I agree that they are subsenses (See above.). Why would we want to exclude subsenses? There really aren't all that many and the do seem to have broad acceptance in usage contexts that are not very specialized. DCDuring (talk) 03:37, 29 August 2017 (UTC)
@Robbie SWI Actually, the definition at adolescence could reasonably be applied to any and all definable periods of development prior to 'adulthood'. Adolescence is, generally, onset of puberty to adulthood, which is rather more specific than childhood in my opinion. But for the term adolscent, saying they are in adolescence is circular; adolescence might just as easily be described as the period one spends as an adolescent. - Amgine/ t·e 03:49, 29 August 2017 (UTC)
@Amgine: Many dictionaries make only one of a group of related nouns and adjectives, usually the most basic or common noun, have an extensive definition, the others being defined relative to that one. It is mostly contributor laziness (I am not immune to it.) that leads us to have circular definitions rather than a core entry with extensive definitions and subordinate entries with terse definitions, sometimes only one. The subordination facilitates the development of inconsistencies that are not supported by citation among the related entries. DCDuring (talk) 04:15, 29 August 2017 (UTC)

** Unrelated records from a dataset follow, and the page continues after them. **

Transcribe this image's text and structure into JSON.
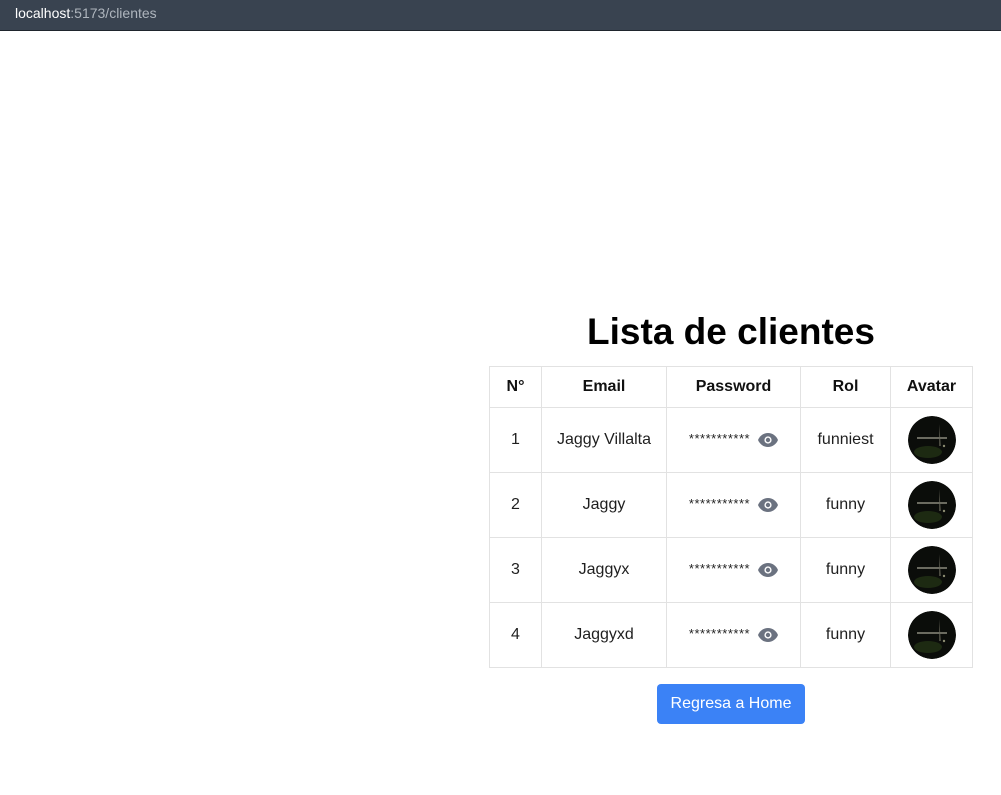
{
  "browser": {
    "url_host": "localhost",
    "url_path": ":5173/clientes"
  },
  "page": {
    "title": "Lista de clientes",
    "home_button_label": "Regresa a Home"
  },
  "table": {
    "headers": {
      "n": "N°",
      "email": "Email",
      "password": "Password",
      "rol": "Rol",
      "avatar": "Avatar"
    },
    "rows": [
      {
        "n": "1",
        "email": "Jaggy Villalta",
        "password": "***********",
        "rol": "funniest"
      },
      {
        "n": "2",
        "email": "Jaggy",
        "password": "***********",
        "rol": "funny"
      },
      {
        "n": "3",
        "email": "Jaggyx",
        "password": "***********",
        "rol": "funny"
      },
      {
        "n": "4",
        "email": "Jaggyxd",
        "password": "***********",
        "rol": "funny"
      }
    ]
  },
  "icons": {
    "toggle_password": "eye-icon",
    "avatar": "avatar-image"
  },
  "colors": {
    "button": "#3b82f6",
    "url_bar": "#394350",
    "eye_icon": "#6b7280"
  }
}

The new definition of adolescent given says "not yet an adult", adolescence is often, although perhaps not usually, understood to include 18 year old people, and 18 year olds are usually viewed as adults and are usually legal adults unless they are intellectually disabled, additionally, even though 14-17 year olds are not usually viewed as adults, they can become legal adults in many jurisdictions through emancipation or marriage, and they usually are included in the adolescent category, so some adolescents are legally adults, so I think "not yet adult" is problematic. Leucostictes (talk) 05:45, 29 August 2017 (UTC)
I don't think that adolescent/adolescent/puberty are legal concepts. They seem to be physiological/psychological ones. In contrast, adulthood/adult is sometimes a legal term, though children are sometimes tried as adults, and there are various ages at which a person can drink alcohol (differing sometimes by alcohol content), vote, join armed forces, drive a motor vehicle of certain capability, etc. IOW, I think that the legal aspect of this is a red herring. DCDuring (talk) 12:43, 29 August 2017 (UTC)
Neither adolescent nor adult are clearly and consistently defined anywhere in law. The arbitrary age limitations in some jurisdictions fluctuate very rapidly in comparison with other legal definitions. For common use, legal strictures are effectively irrelevant. However, as is somewhat clarified by -escence, the term adolescence is defined by the term adolescent, so the definition is currently circular. - Amgine/ t·e 20:46, 29 August 2017 (UTC)
Adolescence seems to have been more common than adolescent (noun and adjective) until the 1920s, significantly more so in the 19th century, though neither was common then. Since the 1920s and recently, adolescent is about 50% more common than adolescence. That seems like a good reason to break the circularity on [[adolescent]]. As the adjective is most readily defined relative to the noun, the noun definitions should be the extensive ones. Will no one rid us of this noxious circularity? DCDuring (talk) 21:29, 29 August 2017 (UTC)

RFV-failed. I have removed the overly-specific subdefinition. Kiwima (talk) 22:03, 20 October 2017 (UTC)